Sweet hues of blush pink and prairie green was mixed between iridescent gold and silver, and special embroidered and painted fabric joined others made up of lace, feathers, resin, and even ceramic. Tall, royal hair was often adorned with feathers or flowers, and down below, two main silhouettes guided the collection—long and slender, and full and flowy.
Luckily, the days of the classic Chanel tweed coat may never fizzle or fade away. We, instead, get additions. In the new collection, we gain striking reiterations, featuring new fabrics, patterns, and cuts. We also noticed an interesting new boat neckline—a wide parting held up at the shoulders, split with a rounded, hollow fold. The new shape evokes a sense of structure, leading the other garments down the body, stopping at mid-calf length.

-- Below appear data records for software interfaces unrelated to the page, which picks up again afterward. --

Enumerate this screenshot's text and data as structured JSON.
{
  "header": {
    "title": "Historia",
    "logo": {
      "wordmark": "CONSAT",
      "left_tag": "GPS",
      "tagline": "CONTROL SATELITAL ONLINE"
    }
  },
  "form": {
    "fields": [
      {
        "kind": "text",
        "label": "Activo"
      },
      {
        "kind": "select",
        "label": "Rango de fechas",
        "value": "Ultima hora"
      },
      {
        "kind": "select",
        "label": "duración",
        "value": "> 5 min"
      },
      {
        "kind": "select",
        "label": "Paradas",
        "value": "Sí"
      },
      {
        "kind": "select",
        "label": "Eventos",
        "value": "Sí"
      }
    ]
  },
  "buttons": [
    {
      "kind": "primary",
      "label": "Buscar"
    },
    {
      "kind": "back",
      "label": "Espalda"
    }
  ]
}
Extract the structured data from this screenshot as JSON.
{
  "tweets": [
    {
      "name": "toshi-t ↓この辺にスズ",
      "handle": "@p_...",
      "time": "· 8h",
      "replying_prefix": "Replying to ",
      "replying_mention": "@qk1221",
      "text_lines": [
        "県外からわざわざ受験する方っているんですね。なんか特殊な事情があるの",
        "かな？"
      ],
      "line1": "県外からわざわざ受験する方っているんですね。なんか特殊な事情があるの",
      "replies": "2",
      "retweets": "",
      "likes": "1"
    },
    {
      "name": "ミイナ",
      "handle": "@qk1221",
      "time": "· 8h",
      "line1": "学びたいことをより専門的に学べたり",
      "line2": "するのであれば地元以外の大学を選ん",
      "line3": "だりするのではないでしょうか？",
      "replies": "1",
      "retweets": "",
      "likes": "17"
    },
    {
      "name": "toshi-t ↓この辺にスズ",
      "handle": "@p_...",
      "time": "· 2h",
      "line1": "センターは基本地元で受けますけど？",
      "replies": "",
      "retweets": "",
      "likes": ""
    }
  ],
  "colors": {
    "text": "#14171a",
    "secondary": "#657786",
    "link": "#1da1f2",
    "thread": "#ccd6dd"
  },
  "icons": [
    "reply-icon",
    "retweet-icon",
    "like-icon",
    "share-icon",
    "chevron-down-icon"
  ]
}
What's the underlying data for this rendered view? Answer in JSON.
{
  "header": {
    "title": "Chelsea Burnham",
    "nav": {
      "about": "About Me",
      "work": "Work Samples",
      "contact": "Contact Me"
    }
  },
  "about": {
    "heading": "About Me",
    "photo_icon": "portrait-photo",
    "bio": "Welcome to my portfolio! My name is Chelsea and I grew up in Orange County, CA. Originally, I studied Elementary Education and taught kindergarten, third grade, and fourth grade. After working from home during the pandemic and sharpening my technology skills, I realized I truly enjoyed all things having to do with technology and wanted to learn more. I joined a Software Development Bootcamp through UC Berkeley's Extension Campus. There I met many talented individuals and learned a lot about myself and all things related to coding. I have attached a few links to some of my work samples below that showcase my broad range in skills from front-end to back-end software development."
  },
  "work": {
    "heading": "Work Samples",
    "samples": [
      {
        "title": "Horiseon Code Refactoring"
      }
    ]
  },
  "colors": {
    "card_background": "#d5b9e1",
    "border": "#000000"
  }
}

And in 18th-century fashion, with a bit of contemporary contrast, we see white “lingerie” dresses, made of pleated chiffon, paired with a leather jacket. For the flowy silhouettes, there are ballooning dresses and skirts with pockets; details of layered frill from the waist down on just one side; skirts paired with peplum tops; and dresses with bell skirt bottoms, sectioned off in foot-long tiers to the ankle.
The true hero in the collection, though, was the intensity of the savoir-faire in the details—an incredible embodiment of patience, dedication, and artistry. There were many pieces featuring hand-painted lace, there were dresses with horizontal blind tucks that took up to 350 hours to complete, and there was a white suit entirely sequined with embroidered patterns inspired by Manufacture de Vincennes porcelain. But our favorite? A long strapless green sequined dress that shined with hand-painted ceramic flowers.
For the finale, guests held their breath to see what Lagerfeld had planned for the show’s iconic ending—always a wedding dress—and what appeared shocked and excited us all. A sparkling swimmer, as ready for the villa pool as she was for the alter, sashayed down the aisle in an embroidered cutout one-piece, beneath a silver sequined veil. As the bride dazzled through the villa in matching slides and a swim cap, it was hard not to feel her contagious confidence—the opposite of cold feet, in love and in style.